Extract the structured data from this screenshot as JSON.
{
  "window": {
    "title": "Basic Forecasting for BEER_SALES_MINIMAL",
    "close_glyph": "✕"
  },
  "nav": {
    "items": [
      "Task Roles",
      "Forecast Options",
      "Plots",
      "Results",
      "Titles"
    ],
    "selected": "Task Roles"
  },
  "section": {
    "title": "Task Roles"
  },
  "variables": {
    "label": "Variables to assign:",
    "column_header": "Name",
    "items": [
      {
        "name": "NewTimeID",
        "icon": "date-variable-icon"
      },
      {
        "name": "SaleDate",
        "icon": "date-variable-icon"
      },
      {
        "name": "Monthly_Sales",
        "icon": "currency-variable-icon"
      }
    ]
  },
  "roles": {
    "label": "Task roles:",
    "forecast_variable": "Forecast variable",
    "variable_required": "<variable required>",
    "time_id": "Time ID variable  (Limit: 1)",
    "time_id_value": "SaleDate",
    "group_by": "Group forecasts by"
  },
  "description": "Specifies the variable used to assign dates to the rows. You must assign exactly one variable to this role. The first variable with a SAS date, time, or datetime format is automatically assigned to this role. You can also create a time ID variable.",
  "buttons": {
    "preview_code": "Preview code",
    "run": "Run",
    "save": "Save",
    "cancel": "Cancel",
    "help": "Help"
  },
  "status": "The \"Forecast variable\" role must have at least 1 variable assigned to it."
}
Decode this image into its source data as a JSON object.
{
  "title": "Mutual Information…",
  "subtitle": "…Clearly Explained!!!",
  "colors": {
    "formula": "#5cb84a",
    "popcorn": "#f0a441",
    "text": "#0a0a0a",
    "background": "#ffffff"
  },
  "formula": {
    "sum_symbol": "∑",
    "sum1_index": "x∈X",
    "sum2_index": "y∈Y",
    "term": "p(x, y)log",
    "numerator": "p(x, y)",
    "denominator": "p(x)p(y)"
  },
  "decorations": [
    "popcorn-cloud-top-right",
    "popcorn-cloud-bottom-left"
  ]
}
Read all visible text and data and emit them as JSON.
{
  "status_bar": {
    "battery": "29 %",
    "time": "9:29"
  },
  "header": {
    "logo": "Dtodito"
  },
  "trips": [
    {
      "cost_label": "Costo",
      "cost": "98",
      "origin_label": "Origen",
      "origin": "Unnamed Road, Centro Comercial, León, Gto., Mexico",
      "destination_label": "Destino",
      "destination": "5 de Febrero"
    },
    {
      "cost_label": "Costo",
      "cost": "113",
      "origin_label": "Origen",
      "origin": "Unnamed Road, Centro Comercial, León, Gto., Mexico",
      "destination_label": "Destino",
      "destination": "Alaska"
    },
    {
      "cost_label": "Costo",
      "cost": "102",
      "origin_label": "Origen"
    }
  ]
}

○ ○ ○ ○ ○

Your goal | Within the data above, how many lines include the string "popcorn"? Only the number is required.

Solution below | 3